'''

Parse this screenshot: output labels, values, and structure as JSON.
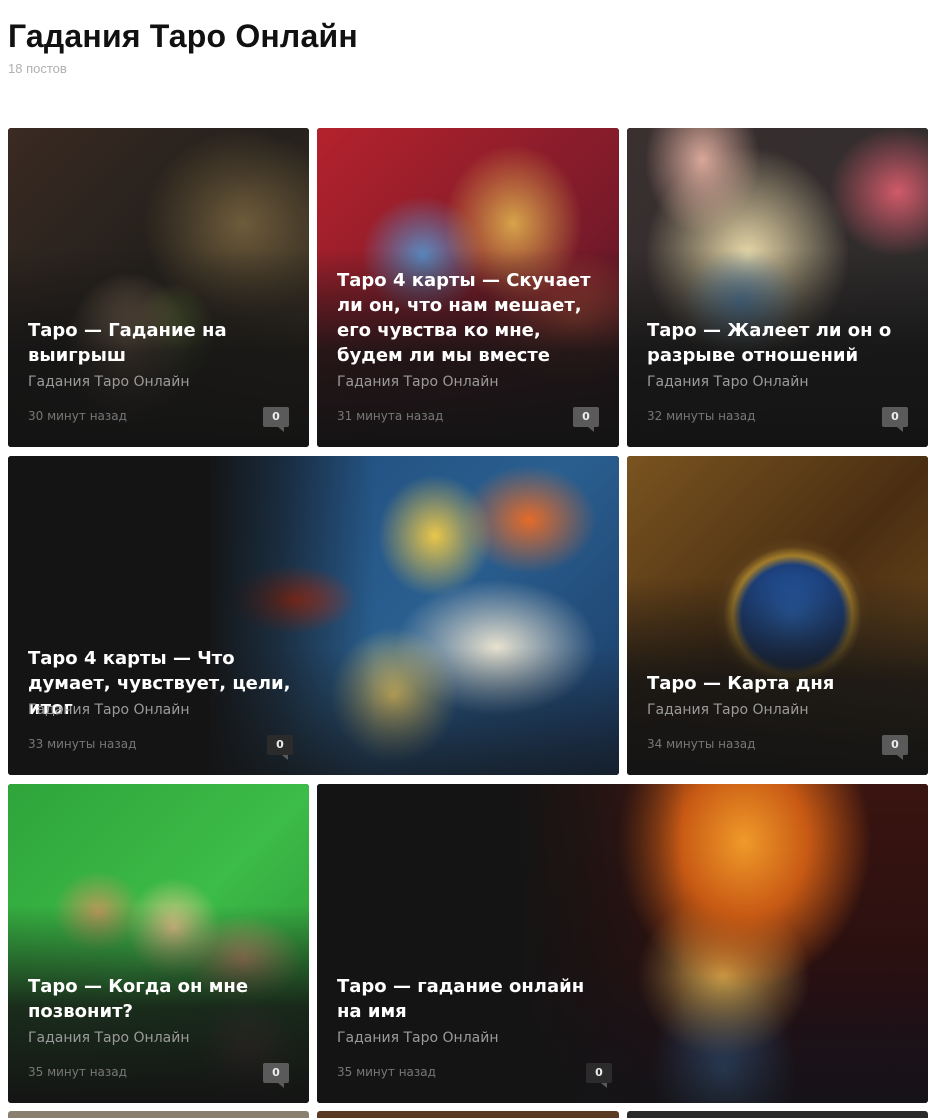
{
  "header": {
    "title": "Гадания Таро Онлайн",
    "post_count": "18 постов"
  },
  "posts": [
    {
      "title": "Таро — Гадание на выигрыш",
      "author": "Гадания Таро Онлайн",
      "time": "30 минут назад",
      "comments": "0"
    },
    {
      "title": "Таро 4 карты — Скучает ли он, что нам мешает, его чувства ко мне, будем ли мы вместе",
      "author": "Гадания Таро Онлайн",
      "time": "31 минута назад",
      "comments": "0"
    },
    {
      "title": "Таро — Жалеет ли он о разрыве отношений",
      "author": "Гадания Таро Онлайн",
      "time": "32 минуты назад",
      "comments": "0"
    },
    {
      "title": "Таро 4 карты — Что думает, чувствует, цели, итог",
      "author": "Гадания Таро Онлайн",
      "time": "33 минуты назад",
      "comments": "0"
    },
    {
      "title": "Таро — Карта дня",
      "author": "Гадания Таро Онлайн",
      "time": "34 минуты назад",
      "comments": "0"
    },
    {
      "title": "Таро — Когда он мне позвонит?",
      "author": "Гадания Таро Онлайн",
      "time": "35 минут назад",
      "comments": "0"
    },
    {
      "title": "Таро — гадание онлайн на имя",
      "author": "Гадания Таро Онлайн",
      "time": "35 минут назад",
      "comments": "0"
    }
  ]
}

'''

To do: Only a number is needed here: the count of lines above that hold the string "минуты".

Your solution: 3